Recorded data:
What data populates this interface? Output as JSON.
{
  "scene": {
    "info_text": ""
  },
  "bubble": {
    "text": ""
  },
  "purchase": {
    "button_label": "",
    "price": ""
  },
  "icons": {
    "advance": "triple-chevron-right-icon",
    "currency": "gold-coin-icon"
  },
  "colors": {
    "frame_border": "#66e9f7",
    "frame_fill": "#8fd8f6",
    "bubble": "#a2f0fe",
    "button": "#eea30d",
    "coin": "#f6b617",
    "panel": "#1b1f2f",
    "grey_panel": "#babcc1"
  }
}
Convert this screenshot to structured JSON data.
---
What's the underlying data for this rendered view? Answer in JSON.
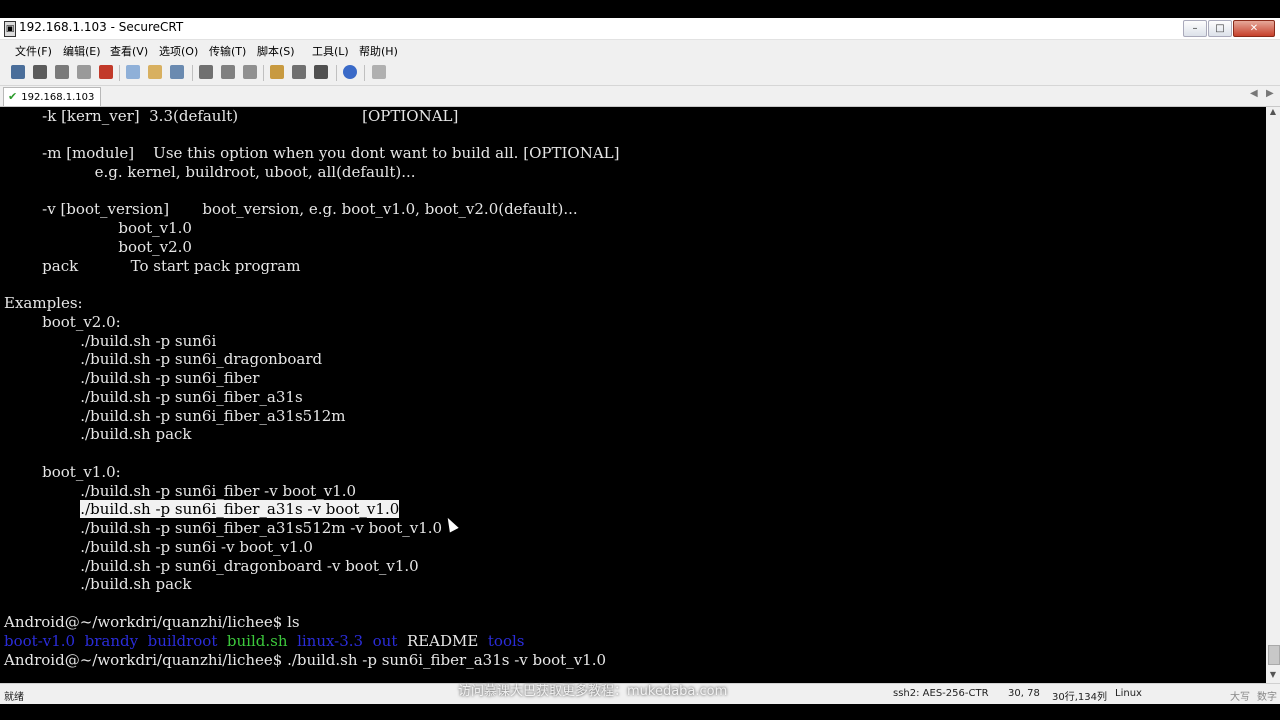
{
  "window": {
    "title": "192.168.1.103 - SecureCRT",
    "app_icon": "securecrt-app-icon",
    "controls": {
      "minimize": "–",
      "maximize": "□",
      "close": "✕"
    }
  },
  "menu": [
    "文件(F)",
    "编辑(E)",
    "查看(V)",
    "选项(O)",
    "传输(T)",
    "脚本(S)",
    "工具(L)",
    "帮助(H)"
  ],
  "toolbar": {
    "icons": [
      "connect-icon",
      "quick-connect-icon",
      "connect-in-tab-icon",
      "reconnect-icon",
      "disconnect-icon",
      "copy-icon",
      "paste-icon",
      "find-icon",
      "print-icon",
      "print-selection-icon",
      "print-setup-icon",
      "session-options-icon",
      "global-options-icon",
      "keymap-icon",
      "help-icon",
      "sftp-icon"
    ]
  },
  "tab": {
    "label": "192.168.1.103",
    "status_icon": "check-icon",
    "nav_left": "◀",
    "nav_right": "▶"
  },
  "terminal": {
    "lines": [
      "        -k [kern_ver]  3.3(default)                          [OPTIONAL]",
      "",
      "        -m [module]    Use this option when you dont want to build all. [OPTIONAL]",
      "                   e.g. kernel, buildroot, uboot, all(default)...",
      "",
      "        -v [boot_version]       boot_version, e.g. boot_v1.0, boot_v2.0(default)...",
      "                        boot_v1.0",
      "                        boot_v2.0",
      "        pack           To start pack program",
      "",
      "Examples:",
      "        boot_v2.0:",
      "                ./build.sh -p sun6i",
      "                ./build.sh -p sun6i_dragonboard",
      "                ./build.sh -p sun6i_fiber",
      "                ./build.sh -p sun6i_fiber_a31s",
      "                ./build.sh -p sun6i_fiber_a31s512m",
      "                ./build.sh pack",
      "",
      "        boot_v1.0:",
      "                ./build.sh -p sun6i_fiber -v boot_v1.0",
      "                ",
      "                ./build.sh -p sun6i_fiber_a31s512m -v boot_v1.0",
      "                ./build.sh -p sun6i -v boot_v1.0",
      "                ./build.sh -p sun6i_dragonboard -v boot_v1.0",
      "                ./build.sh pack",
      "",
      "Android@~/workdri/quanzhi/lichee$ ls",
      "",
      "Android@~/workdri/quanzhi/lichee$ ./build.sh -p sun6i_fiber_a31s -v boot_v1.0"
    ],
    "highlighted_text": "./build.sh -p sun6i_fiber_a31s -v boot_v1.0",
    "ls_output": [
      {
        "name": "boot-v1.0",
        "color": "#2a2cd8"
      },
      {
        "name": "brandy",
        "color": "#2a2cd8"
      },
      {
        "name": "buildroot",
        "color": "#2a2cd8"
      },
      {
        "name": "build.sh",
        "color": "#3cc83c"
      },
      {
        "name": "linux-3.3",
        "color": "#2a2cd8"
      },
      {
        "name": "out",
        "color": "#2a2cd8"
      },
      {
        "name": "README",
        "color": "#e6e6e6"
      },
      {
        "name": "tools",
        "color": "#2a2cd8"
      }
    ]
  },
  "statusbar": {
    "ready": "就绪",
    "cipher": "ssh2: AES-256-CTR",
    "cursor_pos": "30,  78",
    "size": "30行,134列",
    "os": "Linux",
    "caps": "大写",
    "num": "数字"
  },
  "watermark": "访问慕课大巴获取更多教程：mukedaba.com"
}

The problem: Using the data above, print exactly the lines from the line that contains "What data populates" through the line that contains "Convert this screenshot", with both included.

Answer below:
What data populates this interface? Output as JSON.
{
  "scene": {
    "info_text": ""
  },
  "bubble": {
    "text": ""
  },
  "purchase": {
    "button_label": "",
    "price": ""
  },
  "icons": {
    "advance": "triple-chevron-right-icon",
    "currency": "gold-coin-icon"
  },
  "colors": {
    "frame_border": "#66e9f7",
    "frame_fill": "#8fd8f6",
    "bubble": "#a2f0fe",
    "button": "#eea30d",
    "coin": "#f6b617",
    "panel": "#1b1f2f",
    "grey_panel": "#babcc1"
  }
}
Convert this screenshot to structured JSON data.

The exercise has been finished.